_Exercise description_
Give the number of lines in the data below containing the word "Workplace", with no other text.
------
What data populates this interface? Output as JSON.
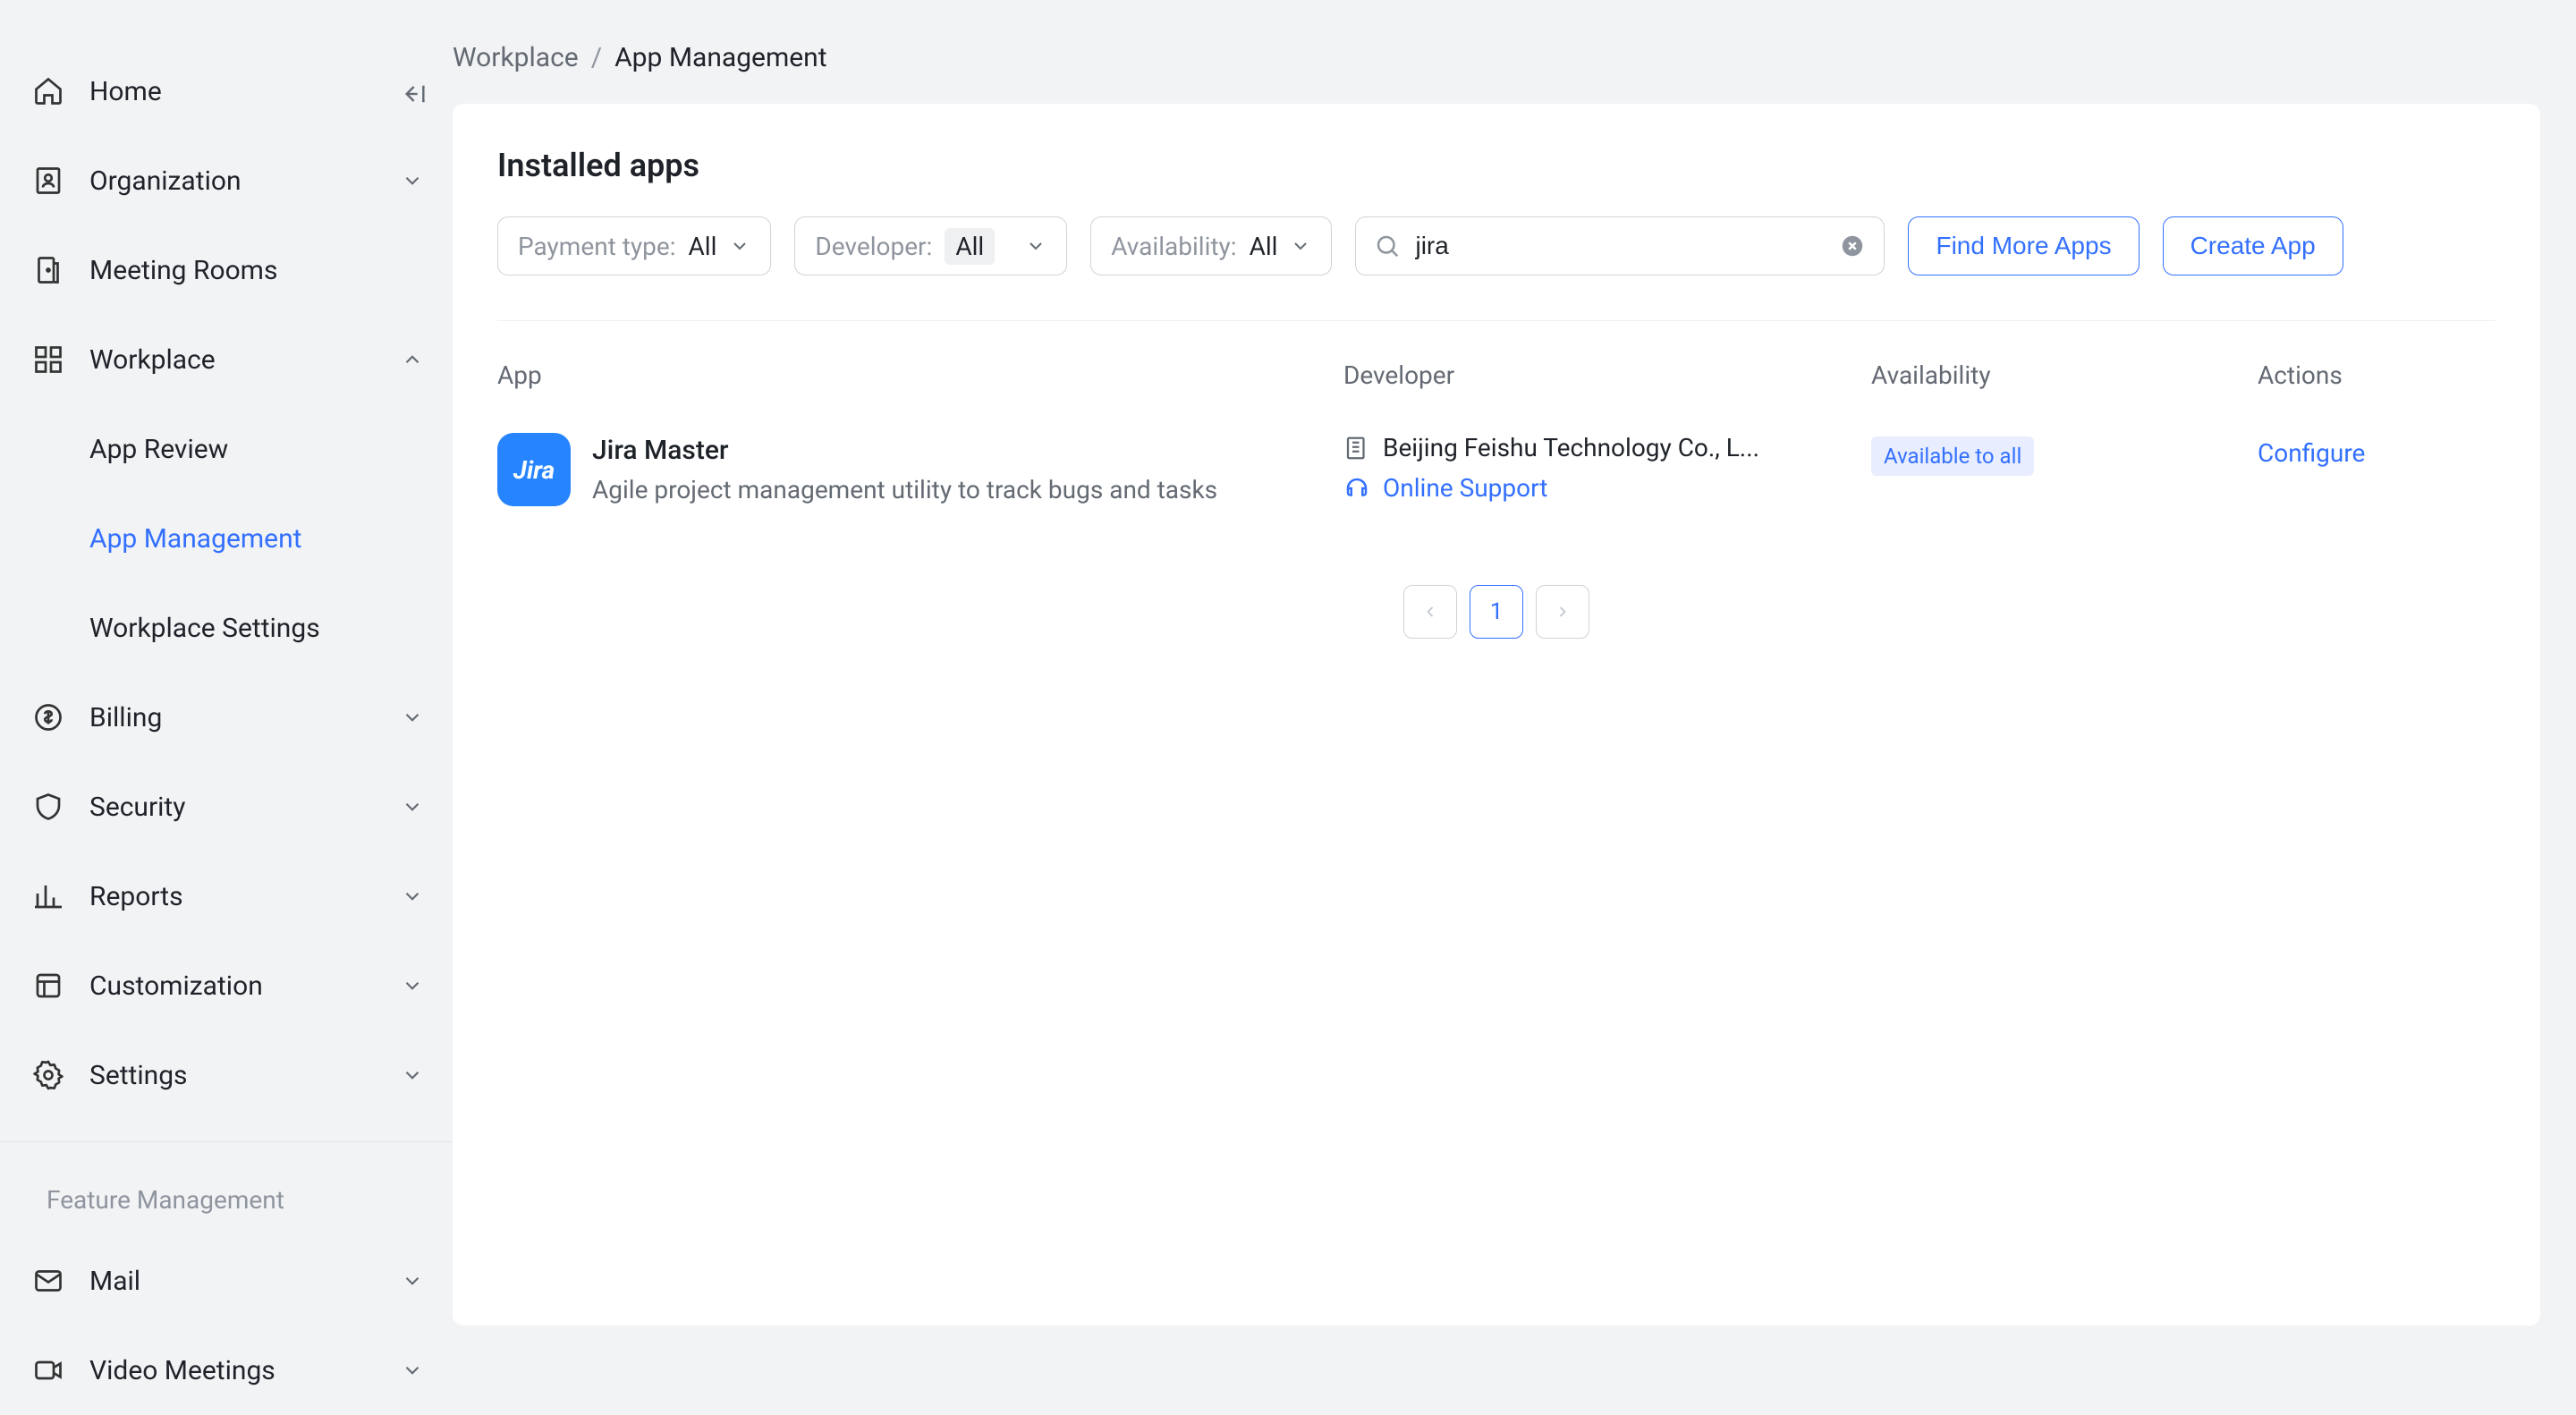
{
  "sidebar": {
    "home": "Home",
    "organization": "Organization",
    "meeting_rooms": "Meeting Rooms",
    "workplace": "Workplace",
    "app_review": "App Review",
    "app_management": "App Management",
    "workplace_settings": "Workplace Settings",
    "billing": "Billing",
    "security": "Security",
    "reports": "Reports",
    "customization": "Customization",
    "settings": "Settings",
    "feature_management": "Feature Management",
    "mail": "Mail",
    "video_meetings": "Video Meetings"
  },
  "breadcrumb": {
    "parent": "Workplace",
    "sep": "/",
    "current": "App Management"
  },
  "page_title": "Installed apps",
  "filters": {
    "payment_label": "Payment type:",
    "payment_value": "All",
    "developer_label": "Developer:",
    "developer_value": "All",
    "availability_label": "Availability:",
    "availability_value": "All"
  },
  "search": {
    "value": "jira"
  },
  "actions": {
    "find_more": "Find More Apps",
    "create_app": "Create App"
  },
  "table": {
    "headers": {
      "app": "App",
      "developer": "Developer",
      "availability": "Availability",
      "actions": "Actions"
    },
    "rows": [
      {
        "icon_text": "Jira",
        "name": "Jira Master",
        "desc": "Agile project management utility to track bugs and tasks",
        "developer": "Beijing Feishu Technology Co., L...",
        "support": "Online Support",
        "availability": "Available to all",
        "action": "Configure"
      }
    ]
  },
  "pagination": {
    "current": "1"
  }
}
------
_Answer area_
3